"Earthshine blog"

A blog about a telescopic system at the Mauna Loa Observatory on Hawaii to determine terrestrial albedo by earthshine observations. Feasible thanks to sheer determination.


Mechanical design Posted on Oct 01, 2011 08:06

We have learned this about timings:

Color filters – it takes from 15 to 45 seconds to change a color filter. Mainly it takes 20 s, with exceptions.

SKE – it takes a full minute to set the SKE.

An image takes 0.3 s to be downloaded and written to disk.

Dome takes about 2 minutes to open.

One circuit of dome takes about 2 minutes.


Observing log Posted on Oct 01, 2011 07:44

Rain on MLO. Moon up.

Tested setting the SKE from a script – this failed. The values for cusp offset and cusp angle were taken from the System_Dataxxx.csv master spreadsheet rather than the script itself (“protocol”).

We actually have no, documented, proof that the setting of the SKE or KEDFs works, right?

Dome and telescope pointing

Observing log Posted on Oct 01, 2011 07:21

Ben has created a map of where the dome should be for a range of telescope pointings. Map works well so far! We are adding data points to it as we go along, and also mapping out the edges of the dome slit at various positions:

A better resolution version is available here:

Comparison of brute force and FFT methods for computing scattered light

Post-Obs scattered-light rem. Posted on Oct 01, 2011 02:11

Tested two methods for scattering light from an ideal moon. The Ideal image is shown upper left (log scale) with a completely dark sky, narrow BS crescent and ES.

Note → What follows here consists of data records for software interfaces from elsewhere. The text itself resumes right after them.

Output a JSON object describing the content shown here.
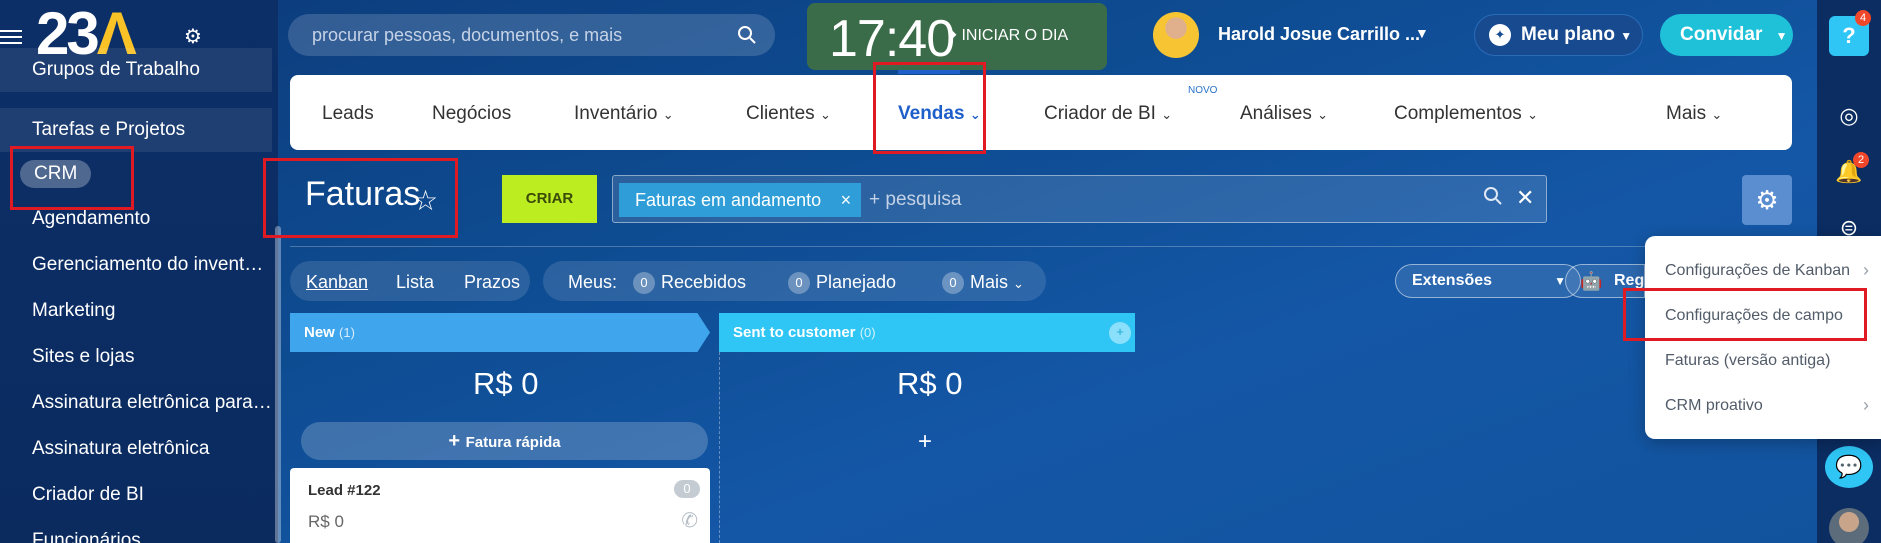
{
  "sidebar": {
    "logo": "23",
    "logo_mark": "Λ",
    "items": [
      {
        "label": "Grupos de Trabalho"
      },
      {
        "label": "Tarefas e Projetos"
      },
      {
        "label": "CRM"
      },
      {
        "label": "Agendamento"
      },
      {
        "label": "Gerenciamento do invent…"
      },
      {
        "label": "Marketing"
      },
      {
        "label": "Sites e lojas"
      },
      {
        "label": "Assinatura eletrônica para…"
      },
      {
        "label": "Assinatura eletrônica"
      },
      {
        "label": "Criador de BI"
      },
      {
        "label": "Funcionários"
      }
    ]
  },
  "header": {
    "search_placeholder": "procurar pessoas, documentos, e mais",
    "clock_time": "17:40",
    "start_day": "INICIAR O DIA",
    "user_name": "Harold Josue Carrillo ...",
    "plan_label": "Meu plano",
    "invite_label": "Convidar"
  },
  "rightbar": {
    "help": "?",
    "help_badge": "4",
    "bell_badge": "2"
  },
  "nav": {
    "items": [
      {
        "label": "Leads"
      },
      {
        "label": "Negócios"
      },
      {
        "label": "Inventário"
      },
      {
        "label": "Clientes"
      },
      {
        "label": "Vendas",
        "tag": "NOVO"
      },
      {
        "label": "Criador de BI"
      },
      {
        "label": "Análises"
      },
      {
        "label": "Complementos"
      },
      {
        "label": "Mais"
      }
    ]
  },
  "page": {
    "title": "Faturas",
    "create_label": "CRIAR",
    "filter_chip": "Faturas em andamento",
    "filter_placeholder": "+ pesquisa"
  },
  "views": {
    "tabs": [
      "Kanban",
      "Lista",
      "Prazos"
    ],
    "my_label": "Meus:",
    "counters": [
      {
        "count": "0",
        "label": "Recebidos"
      },
      {
        "count": "0",
        "label": "Planejado"
      },
      {
        "count": "0",
        "label": "Mais"
      }
    ],
    "extensions": "Extensões",
    "robots": "Regr"
  },
  "kanban": {
    "columns": [
      {
        "name": "New",
        "count": "(1)",
        "sum": "R$ 0"
      },
      {
        "name": "Sent to customer",
        "count": "(0)",
        "sum": "R$ 0"
      }
    ],
    "quick_invoice": "Fatura rápida",
    "cards": [
      {
        "title": "Lead #122",
        "price": "R$ 0",
        "count": "0"
      }
    ]
  },
  "settings_menu": {
    "items": [
      {
        "label": "Configurações de Kanban"
      },
      {
        "label": "Configurações de campo"
      },
      {
        "label": "Faturas (versão antiga)"
      },
      {
        "label": "CRM proativo"
      }
    ]
  },
  "colors": {
    "create": "#bbed21",
    "invite": "#1fc1d8",
    "highlight": "#e01a22",
    "column_new": "#3fa5ec",
    "column_sent": "#2fc6f6"
  }
}
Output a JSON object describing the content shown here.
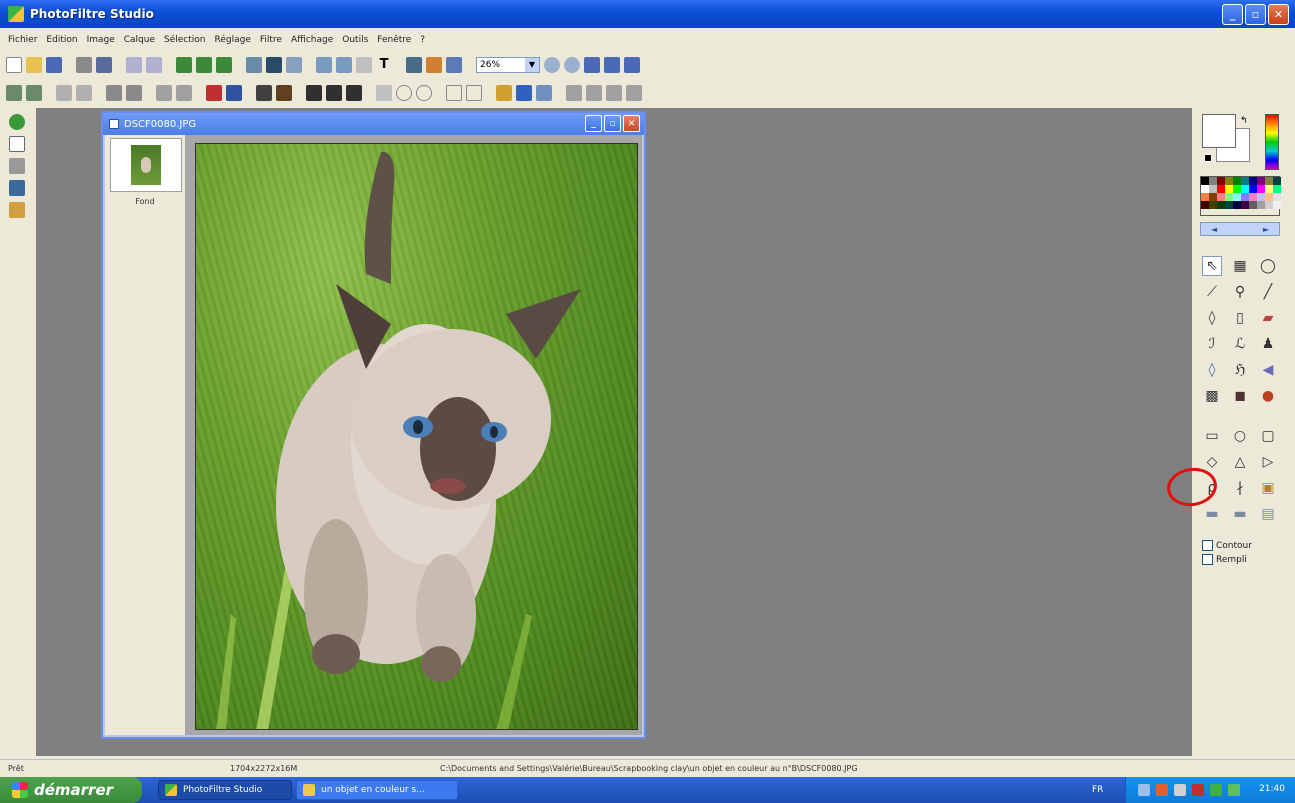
{
  "window": {
    "title": "PhotoFiltre Studio"
  },
  "menu": [
    "Fichier",
    "Edition",
    "Image",
    "Calque",
    "Sélection",
    "Réglage",
    "Filtre",
    "Affichage",
    "Outils",
    "Fenêtre",
    "?"
  ],
  "toolbar": {
    "zoom_value": "26%"
  },
  "document": {
    "title": "DSCF0080.JPG",
    "layer_label": "Fond"
  },
  "tool_options": {
    "contour_label": "Contour",
    "fill_label": "Rempli"
  },
  "status": {
    "state": "Prêt",
    "dimensions": "1704x2272x16M",
    "path": "C:\\Documents and Settings\\Valérie\\Bureau\\Scrapbooking clay\\un objet en couleur au n°B\\DSCF0080.JPG"
  },
  "taskbar": {
    "start_label": "démarrer",
    "tasks": [
      "PhotoFiltre Studio",
      "un objet en couleur s..."
    ],
    "lang": "FR",
    "clock": "21:40"
  },
  "colors": {
    "accent": "#0a4fd6",
    "workspace": "#808080",
    "highlight_circle": "#e01010"
  }
}
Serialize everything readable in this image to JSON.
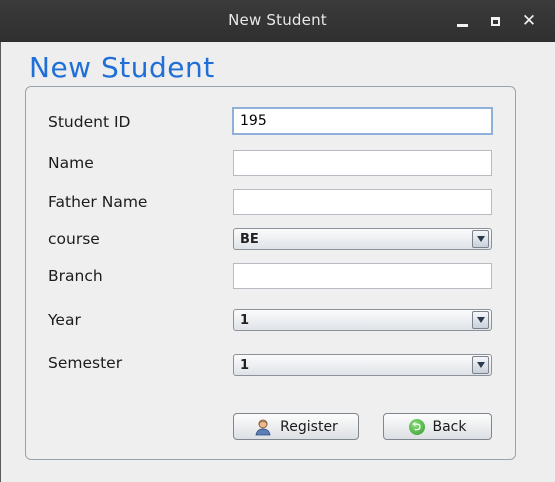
{
  "window": {
    "title": "New Student"
  },
  "heading": "New Student",
  "form": {
    "student_id": {
      "label": "Student ID",
      "value": "195"
    },
    "name": {
      "label": "Name",
      "value": ""
    },
    "father_name": {
      "label": "Father Name",
      "value": ""
    },
    "course": {
      "label": "course",
      "selected": "BE"
    },
    "branch": {
      "label": "Branch",
      "value": ""
    },
    "year": {
      "label": "Year",
      "selected": "1"
    },
    "semester": {
      "label": "Semester",
      "selected": "1"
    }
  },
  "buttons": {
    "register": "Register",
    "back": "Back"
  },
  "icons": {
    "minimize": "minimize-icon",
    "maximize": "maximize-icon",
    "close": "close-icon",
    "register": "user-icon",
    "back": "back-arrow-icon"
  },
  "colors": {
    "heading": "#1f6fd6",
    "titlebar": "#353535",
    "background": "#eeeeee"
  }
}
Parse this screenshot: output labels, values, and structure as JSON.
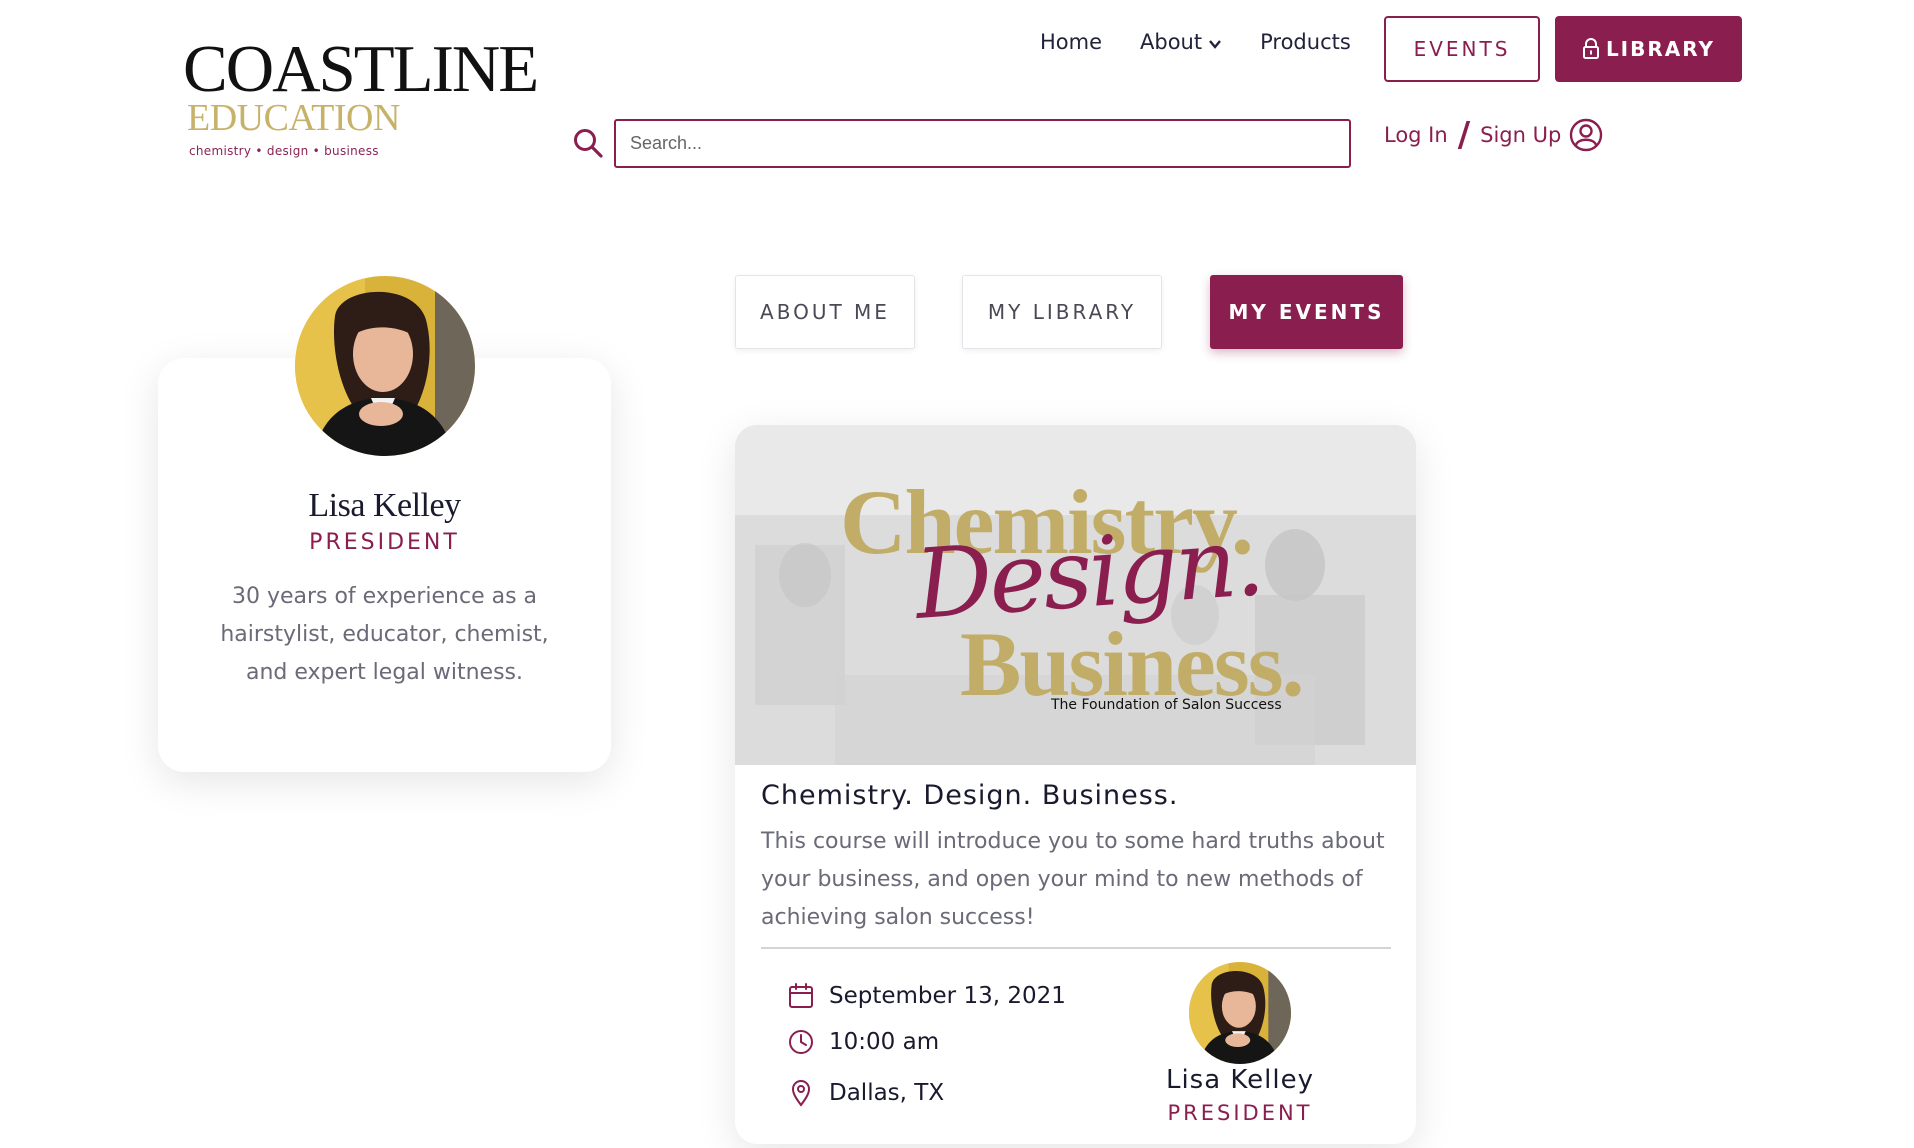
{
  "brand": {
    "name": "COASTLINE",
    "sub": "EDUCATION",
    "tagline": "chemistry • design • business"
  },
  "nav": {
    "home": "Home",
    "about": "About",
    "products": "Products",
    "events_button": "EVENTS",
    "library_button": "LIBRARY"
  },
  "search": {
    "placeholder": "Search..."
  },
  "auth": {
    "login": "Log In",
    "separator": "/",
    "signup": "Sign Up"
  },
  "profile": {
    "name": "Lisa Kelley",
    "role": "PRESIDENT",
    "bio": "30 years of experience as a hairstylist, educator, chemist, and expert legal witness."
  },
  "tabs": {
    "about_me": "ABOUT ME",
    "my_library": "MY LIBRARY",
    "my_events": "MY EVENTS",
    "active": "my_events"
  },
  "event": {
    "banner": {
      "line1": "Chemistry.",
      "line2": "Design.",
      "line3": "Business.",
      "tagline": "The Foundation of Salon Success"
    },
    "title": "Chemistry. Design. Business.",
    "description": "This course will introduce you to some hard truths about your business, and open your mind to new methods of achieving salon success!",
    "date": "September 13, 2021",
    "time": "10:00 am",
    "location": "Dallas, TX",
    "host_name": "Lisa Kelley",
    "host_role": "PRESIDENT"
  },
  "colors": {
    "accent": "#8a1f4f",
    "gold": "#c2ad68",
    "text_dark": "#1a1a2e",
    "text_muted": "#6a6a78"
  }
}
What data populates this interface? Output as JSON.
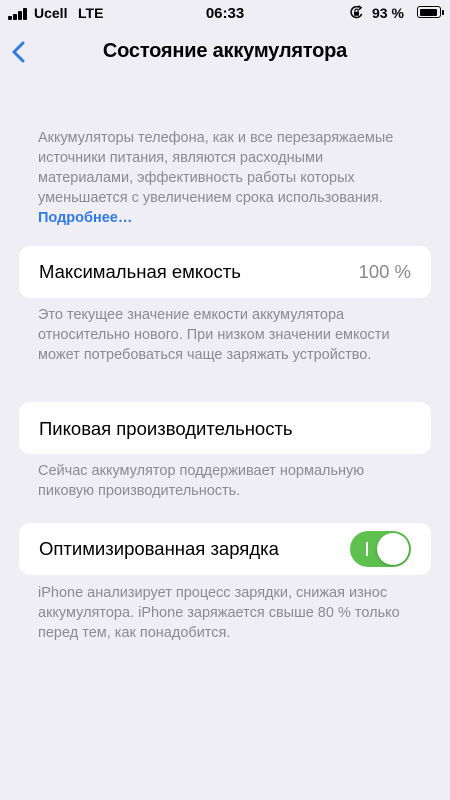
{
  "status_bar": {
    "carrier": "Ucell",
    "network": "LTE",
    "time": "06:33",
    "battery_percent": "93 %",
    "icons": [
      "signal-icon",
      "orientation-lock-icon",
      "battery-icon"
    ]
  },
  "nav": {
    "back_icon": "chevron-left-icon",
    "title": "Состояние аккумулятора"
  },
  "intro": {
    "text": "Аккумуляторы телефона, как и все перезаряжаемые источники питания, являются расходными материалами, эффективность работы которых уменьшается с увеличением срока использования.",
    "link": "Подробнее…"
  },
  "max_capacity": {
    "label": "Максимальная емкость",
    "value": "100 %",
    "description": "Это текущее значение емкости аккумулятора относительно нового. При низком значении емкости может потребоваться чаще заряжать устройство."
  },
  "peak_performance": {
    "label": "Пиковая производительность",
    "description": "Сейчас аккумулятор поддерживает нормальную пиковую производительность."
  },
  "optimized_charging": {
    "label": "Оптимизированная зарядка",
    "enabled": true,
    "description": "iPhone анализирует процесс зарядки, снижая износ аккумулятора. iPhone заряжается свыше 80 % только перед тем, как понадобится."
  },
  "colors": {
    "background": "#efeef4",
    "card": "#ffffff",
    "secondary_text": "#8a8a8f",
    "link": "#2f7be5",
    "toggle_on": "#5ec04e"
  }
}
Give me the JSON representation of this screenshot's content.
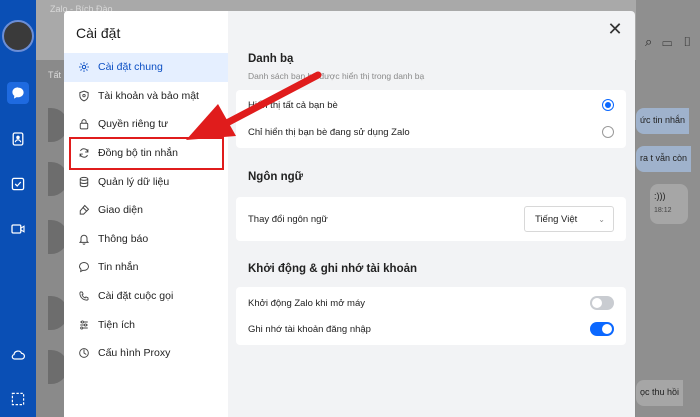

Bottom left is the moon after scattering the light using our current PSF and a brute force method — simply add all the pixels in the ideal image multiplied by the PSF. Bottom right is the same, but using an FFT method instead. The scattered light at the edges of the frame is too high to simply use the 512×512 frame in the FFT, instead the idea moon is placed in the center of a 1536×1536 frame, the FFT carried out, and then clipped back to 512×512. Upper right is the ratio of these two methods. There is a lot of structure at a very low level — the display limits on the ratio are set at 0.9993 to 1.0009, and the ratio is with 0.1% of unity everywhere on the frame. This should be sufficiently accurate for our purposes, but we should double check!

The histogram of pixel values in the ratio image is shown below: